== Your objective ==
Nothing but the lines holding the string "Terrain" should appear in the answer. Copy them from the entries.

== Supplied material ==
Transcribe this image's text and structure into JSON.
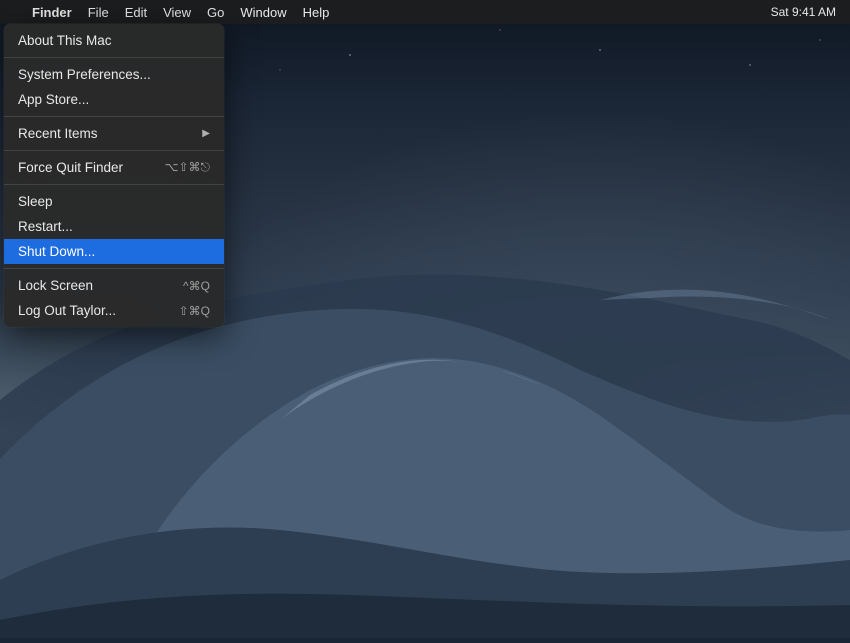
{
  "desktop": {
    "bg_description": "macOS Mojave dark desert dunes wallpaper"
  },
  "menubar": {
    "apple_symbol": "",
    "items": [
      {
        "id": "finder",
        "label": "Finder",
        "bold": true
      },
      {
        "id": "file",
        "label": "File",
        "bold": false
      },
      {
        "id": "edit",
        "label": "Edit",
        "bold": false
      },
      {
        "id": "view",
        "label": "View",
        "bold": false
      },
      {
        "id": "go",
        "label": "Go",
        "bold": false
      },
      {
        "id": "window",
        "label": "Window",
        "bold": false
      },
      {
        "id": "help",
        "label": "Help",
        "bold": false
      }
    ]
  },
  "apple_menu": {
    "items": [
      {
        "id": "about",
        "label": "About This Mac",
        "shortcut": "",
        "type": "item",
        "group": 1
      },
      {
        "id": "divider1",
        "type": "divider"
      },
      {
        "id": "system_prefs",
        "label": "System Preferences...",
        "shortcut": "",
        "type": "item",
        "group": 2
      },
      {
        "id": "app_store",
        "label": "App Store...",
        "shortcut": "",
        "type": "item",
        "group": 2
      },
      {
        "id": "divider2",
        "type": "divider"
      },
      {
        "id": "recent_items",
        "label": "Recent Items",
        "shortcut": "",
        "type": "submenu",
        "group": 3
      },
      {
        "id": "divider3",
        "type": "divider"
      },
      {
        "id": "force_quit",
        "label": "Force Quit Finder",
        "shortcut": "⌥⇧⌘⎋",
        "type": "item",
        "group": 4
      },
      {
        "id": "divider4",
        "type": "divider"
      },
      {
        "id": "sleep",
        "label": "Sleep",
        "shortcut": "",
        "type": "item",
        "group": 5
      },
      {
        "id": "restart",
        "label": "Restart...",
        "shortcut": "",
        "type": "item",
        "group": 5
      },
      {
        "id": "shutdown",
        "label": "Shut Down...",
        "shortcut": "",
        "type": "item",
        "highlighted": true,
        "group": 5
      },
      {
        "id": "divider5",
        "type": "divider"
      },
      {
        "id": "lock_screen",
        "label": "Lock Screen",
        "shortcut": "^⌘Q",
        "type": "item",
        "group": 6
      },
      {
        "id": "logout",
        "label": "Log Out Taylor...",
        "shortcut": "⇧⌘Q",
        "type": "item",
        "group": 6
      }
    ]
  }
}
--
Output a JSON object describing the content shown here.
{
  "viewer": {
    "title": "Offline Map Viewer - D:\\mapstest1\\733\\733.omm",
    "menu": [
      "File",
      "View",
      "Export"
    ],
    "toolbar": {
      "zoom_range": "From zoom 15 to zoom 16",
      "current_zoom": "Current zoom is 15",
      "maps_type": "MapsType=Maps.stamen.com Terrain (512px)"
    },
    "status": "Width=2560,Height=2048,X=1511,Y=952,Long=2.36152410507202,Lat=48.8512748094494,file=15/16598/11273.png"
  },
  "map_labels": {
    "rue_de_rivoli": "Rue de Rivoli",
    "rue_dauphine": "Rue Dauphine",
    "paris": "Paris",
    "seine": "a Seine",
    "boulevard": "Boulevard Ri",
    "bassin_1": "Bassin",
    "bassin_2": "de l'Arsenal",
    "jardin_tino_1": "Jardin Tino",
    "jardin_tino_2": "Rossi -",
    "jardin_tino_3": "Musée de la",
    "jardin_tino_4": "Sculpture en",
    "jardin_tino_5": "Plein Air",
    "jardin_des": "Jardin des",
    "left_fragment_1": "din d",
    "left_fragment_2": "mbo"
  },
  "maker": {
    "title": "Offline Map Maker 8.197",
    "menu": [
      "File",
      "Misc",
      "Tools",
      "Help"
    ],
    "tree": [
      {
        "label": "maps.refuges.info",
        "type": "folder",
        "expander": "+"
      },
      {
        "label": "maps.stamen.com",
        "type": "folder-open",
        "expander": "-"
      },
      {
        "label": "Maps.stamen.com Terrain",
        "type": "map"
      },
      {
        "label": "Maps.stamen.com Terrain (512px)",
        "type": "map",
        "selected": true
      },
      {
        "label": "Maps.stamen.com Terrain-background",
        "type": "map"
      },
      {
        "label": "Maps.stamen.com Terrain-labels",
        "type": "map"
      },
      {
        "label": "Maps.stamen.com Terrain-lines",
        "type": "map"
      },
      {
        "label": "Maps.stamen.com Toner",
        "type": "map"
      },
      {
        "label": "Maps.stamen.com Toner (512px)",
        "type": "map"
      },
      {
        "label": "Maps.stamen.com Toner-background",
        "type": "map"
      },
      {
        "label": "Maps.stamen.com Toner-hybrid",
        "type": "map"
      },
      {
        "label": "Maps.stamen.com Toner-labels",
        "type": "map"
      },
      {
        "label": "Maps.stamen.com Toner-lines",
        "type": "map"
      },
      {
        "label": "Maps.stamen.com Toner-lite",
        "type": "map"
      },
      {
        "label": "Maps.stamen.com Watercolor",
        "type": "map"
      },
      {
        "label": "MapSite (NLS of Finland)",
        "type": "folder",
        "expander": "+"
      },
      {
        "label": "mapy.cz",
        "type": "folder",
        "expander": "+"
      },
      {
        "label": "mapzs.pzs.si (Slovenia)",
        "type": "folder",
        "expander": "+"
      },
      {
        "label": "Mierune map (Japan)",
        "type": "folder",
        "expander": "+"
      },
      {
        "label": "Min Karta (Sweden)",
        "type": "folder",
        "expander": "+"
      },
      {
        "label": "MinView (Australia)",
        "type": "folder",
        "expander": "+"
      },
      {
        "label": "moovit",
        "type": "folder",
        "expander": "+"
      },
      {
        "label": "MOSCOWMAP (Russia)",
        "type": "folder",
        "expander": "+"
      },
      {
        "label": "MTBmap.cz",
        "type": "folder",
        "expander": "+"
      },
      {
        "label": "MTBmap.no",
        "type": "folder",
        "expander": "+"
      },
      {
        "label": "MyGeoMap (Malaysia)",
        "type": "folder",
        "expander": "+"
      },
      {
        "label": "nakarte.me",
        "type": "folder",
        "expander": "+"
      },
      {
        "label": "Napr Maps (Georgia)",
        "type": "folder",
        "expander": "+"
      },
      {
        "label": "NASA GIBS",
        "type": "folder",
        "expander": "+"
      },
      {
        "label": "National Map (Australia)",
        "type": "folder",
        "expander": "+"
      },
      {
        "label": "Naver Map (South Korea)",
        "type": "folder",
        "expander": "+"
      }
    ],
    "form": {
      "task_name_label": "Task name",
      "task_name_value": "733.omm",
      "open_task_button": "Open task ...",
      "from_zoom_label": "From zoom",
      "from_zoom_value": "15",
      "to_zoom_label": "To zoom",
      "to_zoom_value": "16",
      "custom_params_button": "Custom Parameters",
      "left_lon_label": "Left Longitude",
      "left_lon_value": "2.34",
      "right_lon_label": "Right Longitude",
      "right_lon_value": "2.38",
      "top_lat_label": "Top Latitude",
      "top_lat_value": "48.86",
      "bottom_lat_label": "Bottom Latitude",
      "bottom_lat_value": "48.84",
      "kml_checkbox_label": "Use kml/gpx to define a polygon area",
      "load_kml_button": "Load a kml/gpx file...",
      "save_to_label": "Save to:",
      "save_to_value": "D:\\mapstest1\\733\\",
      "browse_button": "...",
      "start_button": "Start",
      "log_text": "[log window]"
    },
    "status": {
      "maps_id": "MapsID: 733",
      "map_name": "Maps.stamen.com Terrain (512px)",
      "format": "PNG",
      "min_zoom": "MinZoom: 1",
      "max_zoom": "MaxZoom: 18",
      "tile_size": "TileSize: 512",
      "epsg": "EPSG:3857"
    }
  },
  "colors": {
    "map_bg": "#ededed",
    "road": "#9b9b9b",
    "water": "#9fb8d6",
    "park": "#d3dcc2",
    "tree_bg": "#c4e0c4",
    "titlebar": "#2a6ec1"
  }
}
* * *
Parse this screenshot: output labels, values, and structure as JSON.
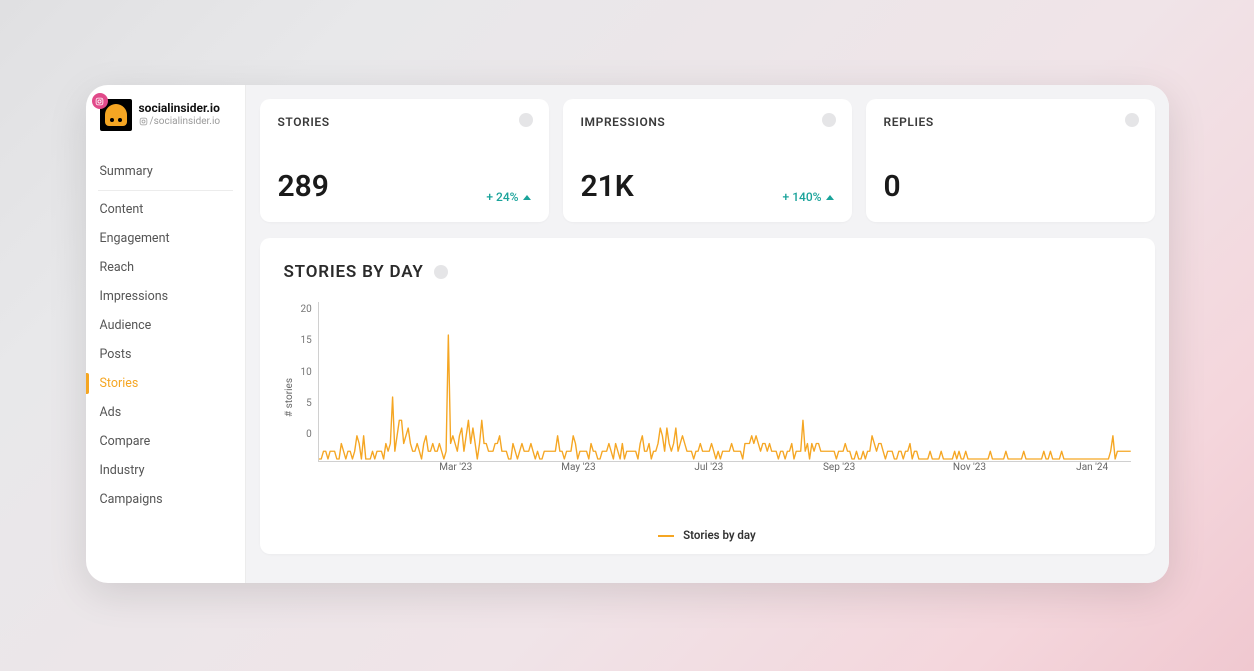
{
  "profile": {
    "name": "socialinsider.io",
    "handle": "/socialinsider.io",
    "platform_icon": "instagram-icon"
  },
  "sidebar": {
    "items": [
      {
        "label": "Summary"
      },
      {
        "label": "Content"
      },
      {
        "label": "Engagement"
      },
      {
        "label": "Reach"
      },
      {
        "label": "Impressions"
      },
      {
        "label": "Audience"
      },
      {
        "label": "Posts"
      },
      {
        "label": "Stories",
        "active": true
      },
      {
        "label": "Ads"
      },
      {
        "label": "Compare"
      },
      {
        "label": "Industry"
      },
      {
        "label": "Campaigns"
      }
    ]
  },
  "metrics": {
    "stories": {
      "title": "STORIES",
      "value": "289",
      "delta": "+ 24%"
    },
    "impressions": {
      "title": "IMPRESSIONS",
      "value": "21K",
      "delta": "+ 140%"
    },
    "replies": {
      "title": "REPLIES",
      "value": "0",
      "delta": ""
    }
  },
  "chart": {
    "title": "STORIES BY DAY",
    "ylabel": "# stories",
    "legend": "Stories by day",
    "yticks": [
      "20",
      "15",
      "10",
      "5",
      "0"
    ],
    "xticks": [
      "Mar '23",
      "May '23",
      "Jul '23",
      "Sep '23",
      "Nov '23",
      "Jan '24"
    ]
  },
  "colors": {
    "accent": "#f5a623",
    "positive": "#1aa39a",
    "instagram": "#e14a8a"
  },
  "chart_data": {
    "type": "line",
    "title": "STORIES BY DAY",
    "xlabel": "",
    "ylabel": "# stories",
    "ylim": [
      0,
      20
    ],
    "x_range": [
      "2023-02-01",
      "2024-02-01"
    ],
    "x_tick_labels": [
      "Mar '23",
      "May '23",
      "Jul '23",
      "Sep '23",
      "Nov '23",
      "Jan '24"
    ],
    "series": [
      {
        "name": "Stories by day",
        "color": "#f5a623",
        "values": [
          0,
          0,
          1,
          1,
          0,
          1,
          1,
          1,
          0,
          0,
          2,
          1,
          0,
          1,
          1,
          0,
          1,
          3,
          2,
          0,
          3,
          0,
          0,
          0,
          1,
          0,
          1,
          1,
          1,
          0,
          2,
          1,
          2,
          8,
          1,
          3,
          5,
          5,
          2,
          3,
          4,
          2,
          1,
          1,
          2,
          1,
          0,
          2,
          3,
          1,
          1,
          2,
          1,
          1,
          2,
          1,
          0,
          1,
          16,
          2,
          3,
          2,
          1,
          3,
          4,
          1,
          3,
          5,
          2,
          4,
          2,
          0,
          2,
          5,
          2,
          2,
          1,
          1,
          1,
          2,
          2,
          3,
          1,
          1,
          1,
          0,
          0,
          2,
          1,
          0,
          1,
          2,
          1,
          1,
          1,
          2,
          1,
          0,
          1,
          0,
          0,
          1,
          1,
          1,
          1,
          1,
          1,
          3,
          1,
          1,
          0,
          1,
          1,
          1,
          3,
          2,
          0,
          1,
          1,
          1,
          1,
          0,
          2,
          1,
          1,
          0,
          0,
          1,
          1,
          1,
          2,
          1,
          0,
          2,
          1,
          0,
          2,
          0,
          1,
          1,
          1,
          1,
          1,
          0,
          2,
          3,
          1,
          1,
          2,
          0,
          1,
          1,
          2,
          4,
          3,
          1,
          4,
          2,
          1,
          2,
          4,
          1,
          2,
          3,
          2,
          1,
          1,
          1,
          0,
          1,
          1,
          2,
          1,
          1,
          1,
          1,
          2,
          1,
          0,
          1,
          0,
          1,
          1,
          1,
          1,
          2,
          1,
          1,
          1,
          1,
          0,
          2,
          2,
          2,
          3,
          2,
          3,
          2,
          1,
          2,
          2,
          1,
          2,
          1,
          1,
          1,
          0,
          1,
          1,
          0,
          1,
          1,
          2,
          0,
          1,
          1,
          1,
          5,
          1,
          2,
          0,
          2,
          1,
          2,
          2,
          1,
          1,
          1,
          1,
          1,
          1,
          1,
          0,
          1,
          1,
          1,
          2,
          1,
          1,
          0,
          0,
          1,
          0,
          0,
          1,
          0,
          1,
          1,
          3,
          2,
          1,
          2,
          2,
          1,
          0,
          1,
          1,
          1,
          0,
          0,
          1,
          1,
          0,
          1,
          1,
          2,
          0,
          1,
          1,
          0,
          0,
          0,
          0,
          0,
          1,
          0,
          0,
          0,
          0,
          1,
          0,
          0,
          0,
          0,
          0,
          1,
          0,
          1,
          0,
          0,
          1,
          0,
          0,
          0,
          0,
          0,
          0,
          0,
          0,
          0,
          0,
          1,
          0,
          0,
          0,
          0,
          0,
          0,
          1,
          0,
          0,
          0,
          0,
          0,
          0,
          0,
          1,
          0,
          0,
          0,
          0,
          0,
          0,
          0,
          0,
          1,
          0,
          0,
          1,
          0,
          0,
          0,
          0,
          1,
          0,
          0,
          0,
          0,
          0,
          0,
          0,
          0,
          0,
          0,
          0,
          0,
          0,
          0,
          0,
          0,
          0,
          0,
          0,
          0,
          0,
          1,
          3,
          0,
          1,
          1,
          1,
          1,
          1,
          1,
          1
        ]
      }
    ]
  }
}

== Response box ==
      "maps_type": "MapsType=Maps.stamen.com Terrain (512px)"
        "label": "Maps.stamen.com Terrain",
        "label": "Maps.stamen.com Terrain (512px)",
        "label": "Maps.stamen.com Terrain-background",
        "label": "Maps.stamen.com Terrain-labels",
        "label": "Maps.stamen.com Terrain-lines",
      "map_name": "Maps.stamen.com Terrain (512px)",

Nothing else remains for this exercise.